++++ Available records

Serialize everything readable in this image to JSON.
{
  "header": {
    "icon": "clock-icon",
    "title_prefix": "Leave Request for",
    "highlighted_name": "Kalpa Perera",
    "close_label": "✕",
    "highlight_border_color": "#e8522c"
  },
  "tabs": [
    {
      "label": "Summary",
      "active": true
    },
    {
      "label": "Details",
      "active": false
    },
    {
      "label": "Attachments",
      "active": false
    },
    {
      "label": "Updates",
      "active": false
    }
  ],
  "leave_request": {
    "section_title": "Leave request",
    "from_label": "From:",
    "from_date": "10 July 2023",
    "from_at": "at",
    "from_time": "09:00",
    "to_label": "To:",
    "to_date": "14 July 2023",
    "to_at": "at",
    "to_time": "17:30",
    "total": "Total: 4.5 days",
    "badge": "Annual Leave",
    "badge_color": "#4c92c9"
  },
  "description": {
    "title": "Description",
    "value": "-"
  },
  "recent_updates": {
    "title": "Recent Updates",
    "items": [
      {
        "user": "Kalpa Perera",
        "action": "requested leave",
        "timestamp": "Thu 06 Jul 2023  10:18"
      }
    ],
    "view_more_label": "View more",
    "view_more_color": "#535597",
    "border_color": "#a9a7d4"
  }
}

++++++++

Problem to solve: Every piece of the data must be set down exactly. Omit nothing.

Reply to the exercise:
Serialize everything readable in this image to JSON.
{
  "header": {
    "icon": "clock-icon",
    "title_prefix": "Leave Request for",
    "highlighted_name": "Kalpa Perera",
    "close_label": "✕",
    "highlight_border_color": "#e8522c"
  },
  "tabs": [
    {
      "label": "Summary",
      "active": true
    },
    {
      "label": "Details",
      "active": false
    },
    {
      "label": "Attachments",
      "active": false
    },
    {
      "label": "Updates",
      "active": false
    }
  ],
  "leave_request": {
    "section_title": "Leave request",
    "from_label": "From:",
    "from_date": "10 July 2023",
    "from_at": "at",
    "from_time": "09:00",
    "to_label": "To:",
    "to_date": "14 July 2023",
    "to_at": "at",
    "to_time": "17:30",
    "total": "Total: 4.5 days",
    "badge": "Annual Leave",
    "badge_color": "#4c92c9"
  },
  "description": {
    "title": "Description",
    "value": "-"
  },
  "recent_updates": {
    "title": "Recent Updates",
    "items": [
      {
        "user": "Kalpa Perera",
        "action": "requested leave",
        "timestamp": "Thu 06 Jul 2023  10:18"
      }
    ],
    "view_more_label": "View more",
    "view_more_color": "#535597",
    "border_color": "#a9a7d4"
  }
}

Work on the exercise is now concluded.